§ Data for this task:
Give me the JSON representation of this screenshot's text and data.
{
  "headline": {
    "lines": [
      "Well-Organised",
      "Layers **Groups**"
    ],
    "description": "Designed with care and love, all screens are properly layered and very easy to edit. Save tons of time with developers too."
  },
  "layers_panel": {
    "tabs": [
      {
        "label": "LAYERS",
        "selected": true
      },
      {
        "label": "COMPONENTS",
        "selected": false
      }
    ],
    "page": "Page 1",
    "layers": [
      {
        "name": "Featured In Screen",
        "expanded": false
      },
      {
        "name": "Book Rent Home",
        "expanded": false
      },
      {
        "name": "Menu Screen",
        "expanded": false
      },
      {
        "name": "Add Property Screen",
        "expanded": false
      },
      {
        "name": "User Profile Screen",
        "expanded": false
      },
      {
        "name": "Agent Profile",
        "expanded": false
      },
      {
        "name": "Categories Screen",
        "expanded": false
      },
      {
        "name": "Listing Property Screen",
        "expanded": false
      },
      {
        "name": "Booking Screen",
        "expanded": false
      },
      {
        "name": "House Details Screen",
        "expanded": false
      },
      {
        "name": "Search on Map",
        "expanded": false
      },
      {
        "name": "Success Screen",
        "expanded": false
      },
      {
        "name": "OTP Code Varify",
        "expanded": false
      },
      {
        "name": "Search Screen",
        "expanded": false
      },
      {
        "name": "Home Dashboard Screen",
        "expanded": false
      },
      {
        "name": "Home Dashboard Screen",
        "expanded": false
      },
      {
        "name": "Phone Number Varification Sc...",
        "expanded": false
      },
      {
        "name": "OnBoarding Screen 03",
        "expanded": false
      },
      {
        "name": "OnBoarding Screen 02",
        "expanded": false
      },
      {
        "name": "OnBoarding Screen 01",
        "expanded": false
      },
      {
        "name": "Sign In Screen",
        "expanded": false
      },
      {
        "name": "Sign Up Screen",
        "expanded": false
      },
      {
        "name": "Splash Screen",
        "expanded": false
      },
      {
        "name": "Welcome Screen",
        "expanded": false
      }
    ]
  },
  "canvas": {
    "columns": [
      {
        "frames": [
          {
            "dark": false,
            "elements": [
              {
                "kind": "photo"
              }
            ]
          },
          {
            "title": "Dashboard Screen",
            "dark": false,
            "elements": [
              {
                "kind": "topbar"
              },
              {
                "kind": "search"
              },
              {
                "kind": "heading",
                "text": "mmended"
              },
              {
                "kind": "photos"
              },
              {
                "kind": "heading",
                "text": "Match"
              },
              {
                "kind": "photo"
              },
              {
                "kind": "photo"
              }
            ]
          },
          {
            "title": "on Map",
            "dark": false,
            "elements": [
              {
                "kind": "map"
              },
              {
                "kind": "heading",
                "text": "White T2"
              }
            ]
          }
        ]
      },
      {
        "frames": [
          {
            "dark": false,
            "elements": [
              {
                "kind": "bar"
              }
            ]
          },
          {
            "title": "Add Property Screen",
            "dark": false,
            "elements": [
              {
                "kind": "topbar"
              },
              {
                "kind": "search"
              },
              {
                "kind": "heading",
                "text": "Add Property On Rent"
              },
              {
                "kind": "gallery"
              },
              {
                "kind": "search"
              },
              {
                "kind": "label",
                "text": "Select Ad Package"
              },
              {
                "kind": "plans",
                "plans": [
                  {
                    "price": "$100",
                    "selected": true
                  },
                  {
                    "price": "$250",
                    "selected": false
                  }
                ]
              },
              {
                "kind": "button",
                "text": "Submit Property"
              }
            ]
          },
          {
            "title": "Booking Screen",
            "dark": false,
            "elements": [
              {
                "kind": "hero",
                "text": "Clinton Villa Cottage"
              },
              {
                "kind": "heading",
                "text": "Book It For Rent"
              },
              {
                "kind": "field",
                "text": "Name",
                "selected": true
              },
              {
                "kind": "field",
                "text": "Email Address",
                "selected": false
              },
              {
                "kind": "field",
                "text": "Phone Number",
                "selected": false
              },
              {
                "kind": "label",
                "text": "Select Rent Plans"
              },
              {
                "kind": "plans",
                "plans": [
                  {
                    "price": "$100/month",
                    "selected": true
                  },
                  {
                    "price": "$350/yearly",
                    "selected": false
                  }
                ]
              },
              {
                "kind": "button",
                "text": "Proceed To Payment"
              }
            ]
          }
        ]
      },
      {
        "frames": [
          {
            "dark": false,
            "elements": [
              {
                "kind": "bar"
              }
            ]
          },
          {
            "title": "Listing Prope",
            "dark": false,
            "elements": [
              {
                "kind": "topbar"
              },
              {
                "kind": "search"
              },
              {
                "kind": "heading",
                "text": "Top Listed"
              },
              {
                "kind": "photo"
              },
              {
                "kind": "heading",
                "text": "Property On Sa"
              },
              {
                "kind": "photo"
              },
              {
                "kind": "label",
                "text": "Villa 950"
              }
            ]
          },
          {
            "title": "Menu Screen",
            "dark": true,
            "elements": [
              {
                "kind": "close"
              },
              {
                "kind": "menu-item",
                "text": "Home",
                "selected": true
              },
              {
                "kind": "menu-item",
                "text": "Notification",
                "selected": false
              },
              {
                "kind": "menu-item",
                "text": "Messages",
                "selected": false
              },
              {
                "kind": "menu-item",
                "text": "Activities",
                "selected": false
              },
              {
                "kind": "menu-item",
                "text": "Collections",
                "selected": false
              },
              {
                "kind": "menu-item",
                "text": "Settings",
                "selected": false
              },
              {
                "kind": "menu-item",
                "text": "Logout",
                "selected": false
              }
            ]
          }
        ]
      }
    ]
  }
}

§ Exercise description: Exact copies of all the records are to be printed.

§ Answer for the task:
Give me the JSON representation of this screenshot's text and data.
{
  "headline": {
    "lines": [
      "Well-Organised",
      "Layers **Groups**"
    ],
    "description": "Designed with care and love, all screens are properly layered and very easy to edit. Save tons of time with developers too."
  },
  "layers_panel": {
    "tabs": [
      {
        "label": "LAYERS",
        "selected": true
      },
      {
        "label": "COMPONENTS",
        "selected": false
      }
    ],
    "page": "Page 1",
    "layers": [
      {
        "name": "Featured In Screen",
        "expanded": false
      },
      {
        "name": "Book Rent Home",
        "expanded": false
      },
      {
        "name": "Menu Screen",
        "expanded": false
      },
      {
        "name": "Add Property Screen",
        "expanded": false
      },
      {
        "name": "User Profile Screen",
        "expanded": false
      },
      {
        "name": "Agent Profile",
        "expanded": false
      },
      {
        "name": "Categories Screen",
        "expanded": false
      },
      {
        "name": "Listing Property Screen",
        "expanded": false
      },
      {
        "name": "Booking Screen",
        "expanded": false
      },
      {
        "name": "House Details Screen",
        "expanded": false
      },
      {
        "name": "Search on Map",
        "expanded": false
      },
      {
        "name": "Success Screen",
        "expanded": false
      },
      {
        "name": "OTP Code Varify",
        "expanded": false
      },
      {
        "name": "Search Screen",
        "expanded": false
      },
      {
        "name": "Home Dashboard Screen",
        "expanded": false
      },
      {
        "name": "Home Dashboard Screen",
        "expanded": false
      },
      {
        "name": "Phone Number Varification Sc...",
        "expanded": false
      },
      {
        "name": "OnBoarding Screen 03",
        "expanded": false
      },
      {
        "name": "OnBoarding Screen 02",
        "expanded": false
      },
      {
        "name": "OnBoarding Screen 01",
        "expanded": false
      },
      {
        "name": "Sign In Screen",
        "expanded": false
      },
      {
        "name": "Sign Up Screen",
        "expanded": false
      },
      {
        "name": "Splash Screen",
        "expanded": false
      },
      {
        "name": "Welcome Screen",
        "expanded": false
      }
    ]
  },
  "canvas": {
    "columns": [
      {
        "frames": [
          {
            "dark": false,
            "elements": [
              {
                "kind": "photo"
              }
            ]
          },
          {
            "title": "Dashboard Screen",
            "dark": false,
            "elements": [
              {
                "kind": "topbar"
              },
              {
                "kind": "search"
              },
              {
                "kind": "heading",
                "text": "mmended"
              },
              {
                "kind": "photos"
              },
              {
                "kind": "heading",
                "text": "Match"
              },
              {
                "kind": "photo"
              },
              {
                "kind": "photo"
              }
            ]
          },
          {
            "title": "on Map",
            "dark": false,
            "elements": [
              {
                "kind": "map"
              },
              {
                "kind": "heading",
                "text": "White T2"
              }
            ]
          }
        ]
      },
      {
        "frames": [
          {
            "dark": false,
            "elements": [
              {
                "kind": "bar"
              }
            ]
          },
          {
            "title": "Add Property Screen",
            "dark": false,
            "elements": [
              {
                "kind": "topbar"
              },
              {
                "kind": "search"
              },
              {
                "kind": "heading",
                "text": "Add Property On Rent"
              },
              {
                "kind": "gallery"
              },
              {
                "kind": "search"
              },
              {
                "kind": "label",
                "text": "Select Ad Package"
              },
              {
                "kind": "plans",
                "plans": [
                  {
                    "price": "$100",
                    "selected": true
                  },
                  {
                    "price": "$250",
                    "selected": false
                  }
                ]
              },
              {
                "kind": "button",
                "text": "Submit Property"
              }
            ]
          },
          {
            "title": "Booking Screen",
            "dark": false,
            "elements": [
              {
                "kind": "hero",
                "text": "Clinton Villa Cottage"
              },
              {
                "kind": "heading",
                "text": "Book It For Rent"
              },
              {
                "kind": "field",
                "text": "Name",
                "selected": true
              },
              {
                "kind": "field",
                "text": "Email Address",
                "selected": false
              },
              {
                "kind": "field",
                "text": "Phone Number",
                "selected": false
              },
              {
                "kind": "label",
                "text": "Select Rent Plans"
              },
              {
                "kind": "plans",
                "plans": [
                  {
                    "price": "$100/month",
                    "selected": true
                  },
                  {
                    "price": "$350/yearly",
                    "selected": false
                  }
                ]
              },
              {
                "kind": "button",
                "text": "Proceed To Payment"
              }
            ]
          }
        ]
      },
      {
        "frames": [
          {
            "dark": false,
            "elements": [
              {
                "kind": "bar"
              }
            ]
          },
          {
            "title": "Listing Prope",
            "dark": false,
            "elements": [
              {
                "kind": "topbar"
              },
              {
                "kind": "search"
              },
              {
                "kind": "heading",
                "text": "Top Listed"
              },
              {
                "kind": "photo"
              },
              {
                "kind": "heading",
                "text": "Property On Sa"
              },
              {
                "kind": "photo"
              },
              {
                "kind": "label",
                "text": "Villa 950"
              }
            ]
          },
          {
            "title": "Menu Screen",
            "dark": true,
            "elements": [
              {
                "kind": "close"
              },
              {
                "kind": "menu-item",
                "text": "Home",
                "selected": true
              },
              {
                "kind": "menu-item",
                "text": "Notification",
                "selected": false
              },
              {
                "kind": "menu-item",
                "text": "Messages",
                "selected": false
              },
              {
                "kind": "menu-item",
                "text": "Activities",
                "selected": false
              },
              {
                "kind": "menu-item",
                "text": "Collections",
                "selected": false
              },
              {
                "kind": "menu-item",
                "text": "Settings",
                "selected": false
              },
              {
                "kind": "menu-item",
                "text": "Logout",
                "selected": false
              }
            ]
          }
        ]
      }
    ]
  }
}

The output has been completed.